“We never expected the bar to be such a ‘bar’ – it was a tasting bar – but thank our lucky stars we got the full-bar license because it has been great…it gives people a place to come to and we never expected that.”

Sawdust has five core brands that, through their branding, all evoke the cottage country sentiment.  They also wanted to create a portfolio that would provide an option for as many type of beer drinkers as possible: Gateway Kolsh, as the name suggests, is an easy drinking introductory beer.  Ol’Woody Alt, a nod to the Muskoka Boat and Heritage Centre located on the Wharf, is the ‘Shoulder beer’.  Then there’s Golden Beach Pale Ale – a hazy pale ale that can often be found in my fridge – which is named after the street Sam grew up on.  The Skinny Dippn’ Stout is a smooth oatmeal stout that reveals roasty and chocolate notes as it warms up.  Finally, Lone Pine IPA, last year’s Golden Tap Brewer’s Choice award winner, is their American IPA.
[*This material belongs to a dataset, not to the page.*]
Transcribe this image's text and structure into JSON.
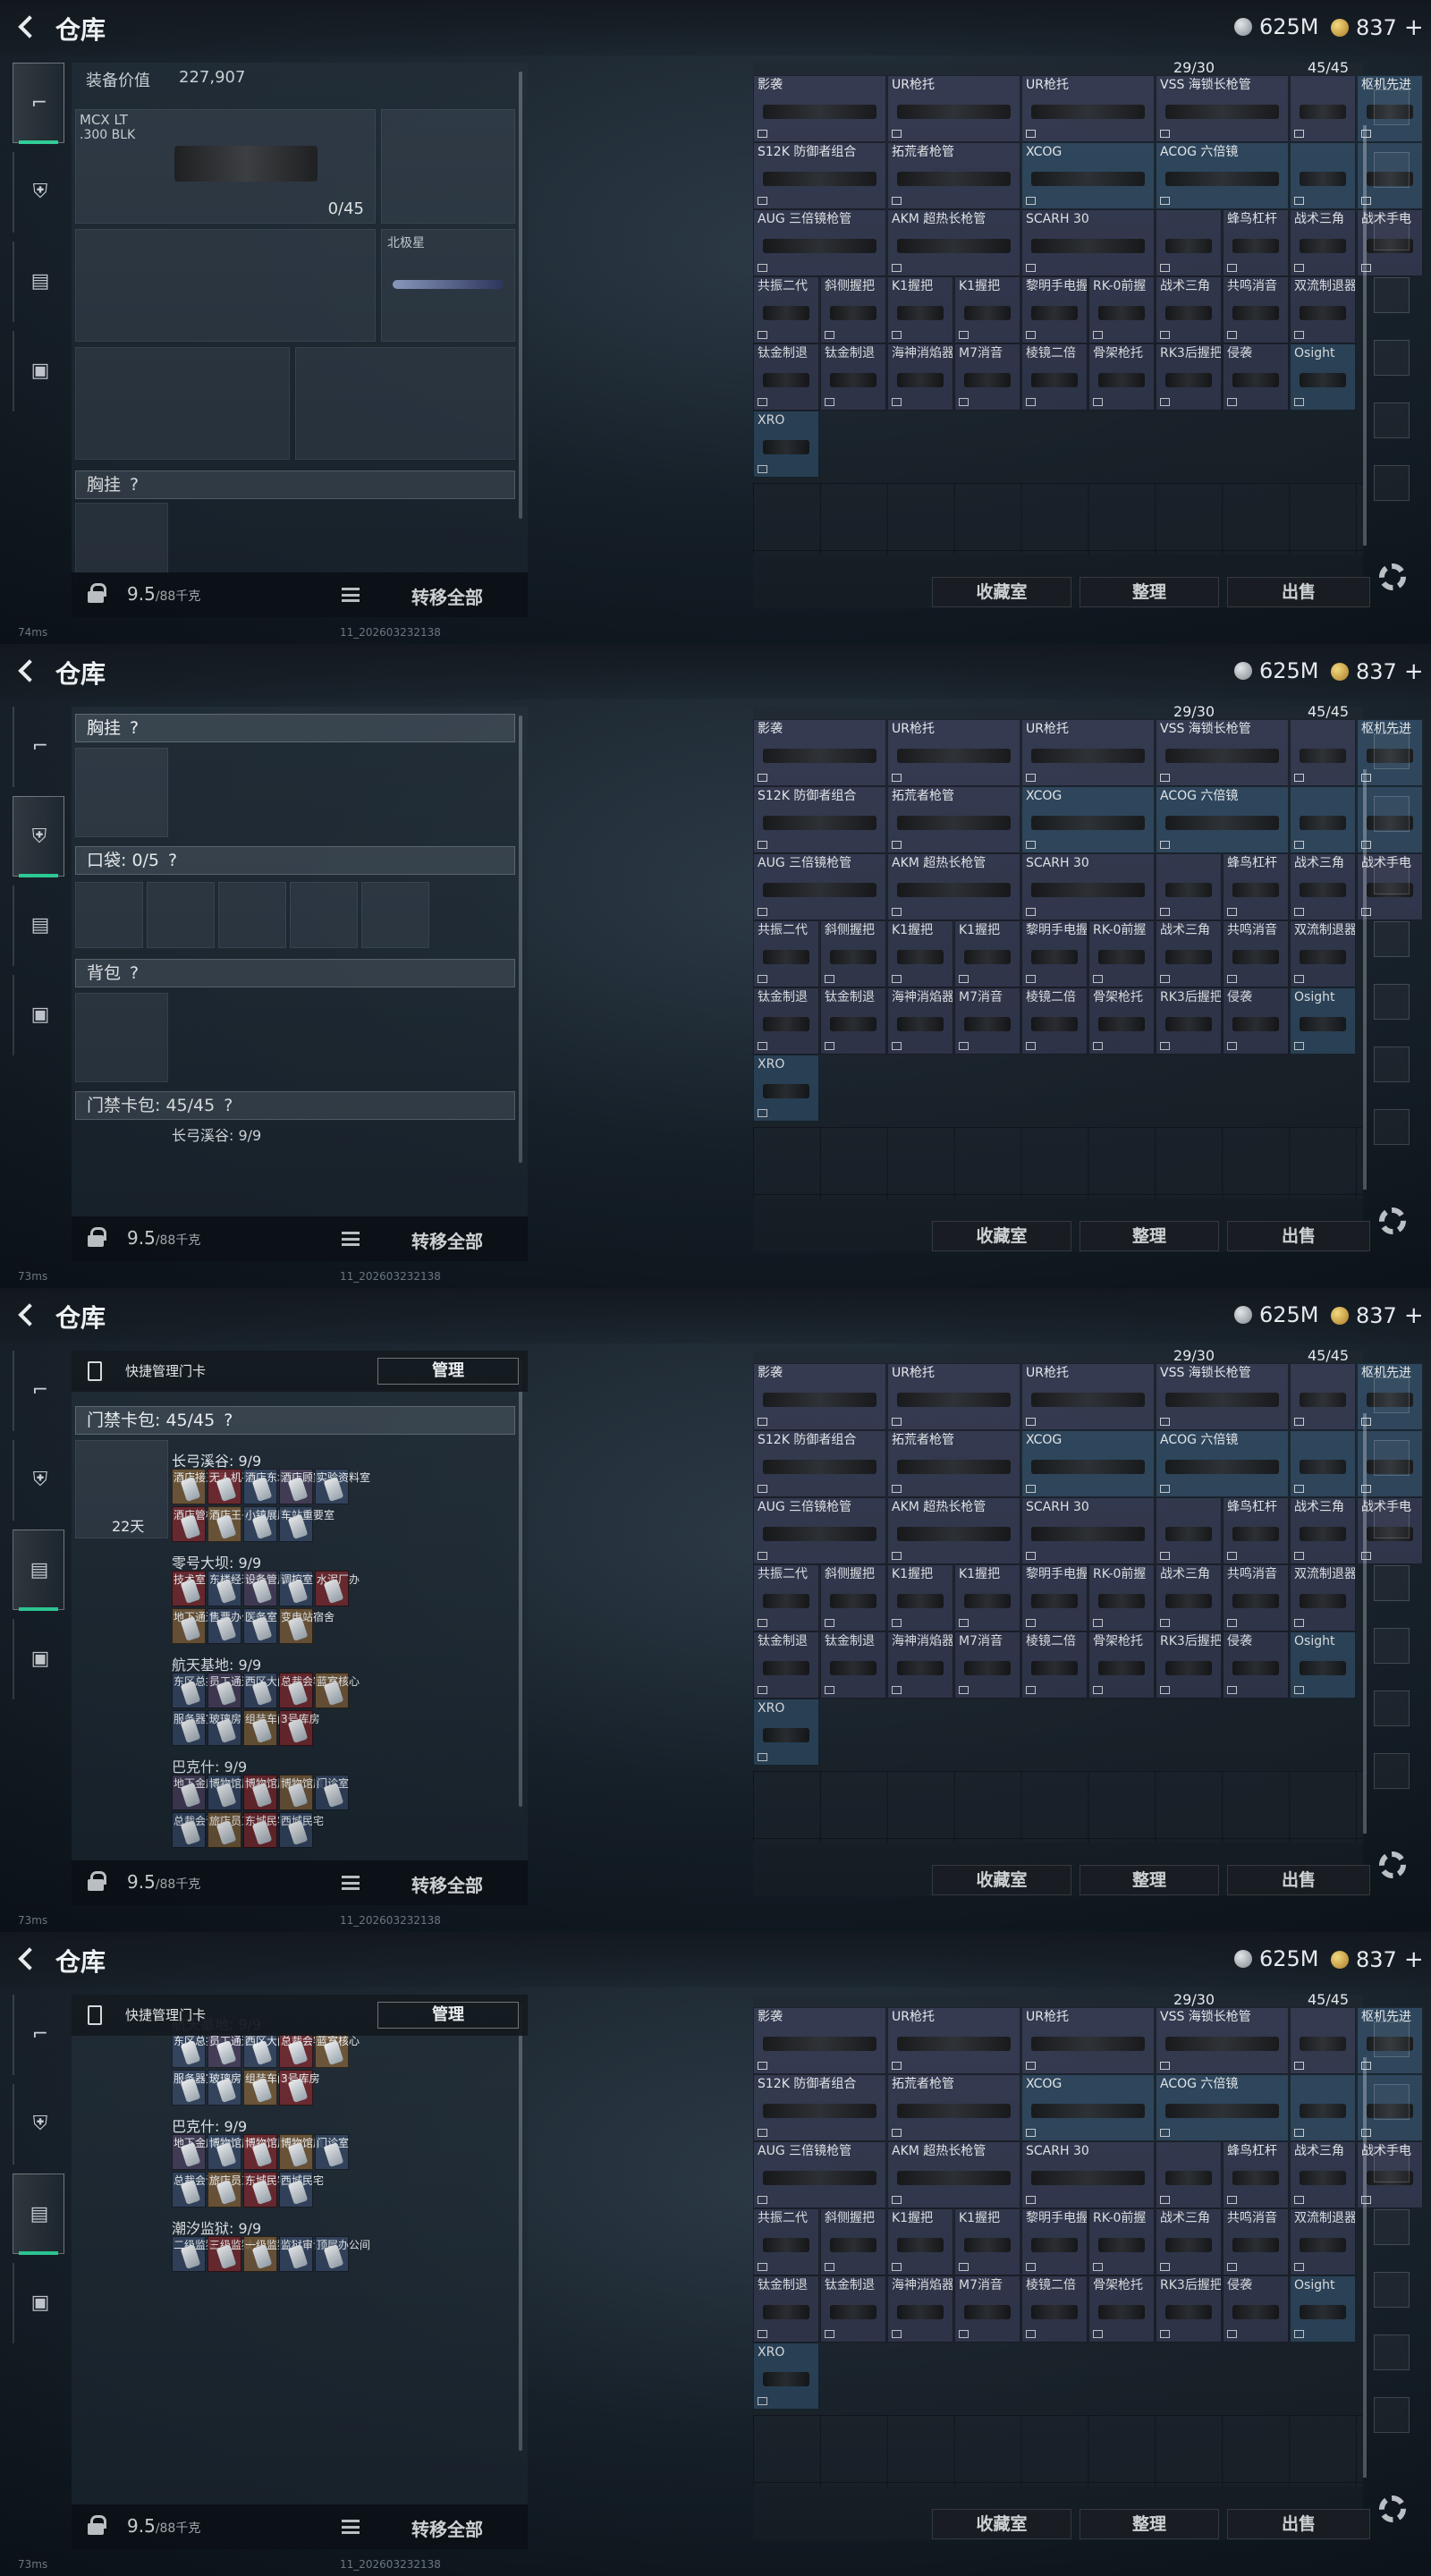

In addition to the core brands, Sawdust also has about 40-50 barrels (mostly wine) and a new beer series called the Winewood Series – the next beer released in the series  will be ‘1606’, a barrel-aged raspberry version of Skinny Dippn’ Stout which will be available at the one year anniversary party on Labour Day weekend.   Recently they started a ‘Big Bottle’ series – the first of which being the release of 400 bottles of a barrel-aged cranberry saison called ‘Until Tomorrow Ingrid’.   There’s also a good amount of seasonals, one-offs, and collaborations to keep the 12 taps in the tasting room constantly changing.  Twin Pines IIPA will be returning on October 26th (fittingly) and another Back to the Future themed beer is coming soon; also, keep an eye open for upcoming news of a Sawdust City x Cigar City collaboration.  As mentioned, there will be a One Year Anniversary party on Labour Day weekend, and a few weeks later on October 2nd and 3rd Sawdust will be hosting an Oktoberfest event at the Gravenhurst Curling Club.

Summer Saison

It has been almost 10 years since Sam returned from Berlin and took his first job brewing, in that time he has learned a lot about brewing beer and the business of beer – it’s not just malt and hops, there’s a lot of paper in there, too.  I think paper is the 5th ingredient in beer.”  Since 2006 the beer scene in Ontario has grown immensely – and although his excitement for beer has been redefined over that time, Sam is very proud of what he is seeing in the Ontario beer scene.   When you think of the timing of Sam’s choice to leave advertising in the context of the growing beer scene in Ontario, it seems almost serendipitous – It’s not often you see people make difficult decisions about their career and have it work out so perfectly – it almost sounds like the script to a cheesy movie, and for whoever writes that movie, please don’t approach Sam about the advertising for it.

Words and pictures by dennis talon: you can follow dennis on twitter and instagram

Visit the Sawdust City Brewing Company website here


CORRECTION: The Big Bottle series was renamed to the Winewood Series after the release of Until Tomorrow Ingrid – Until Tomorrow Ingrid was the first of the series to be released, 1606 will be the second.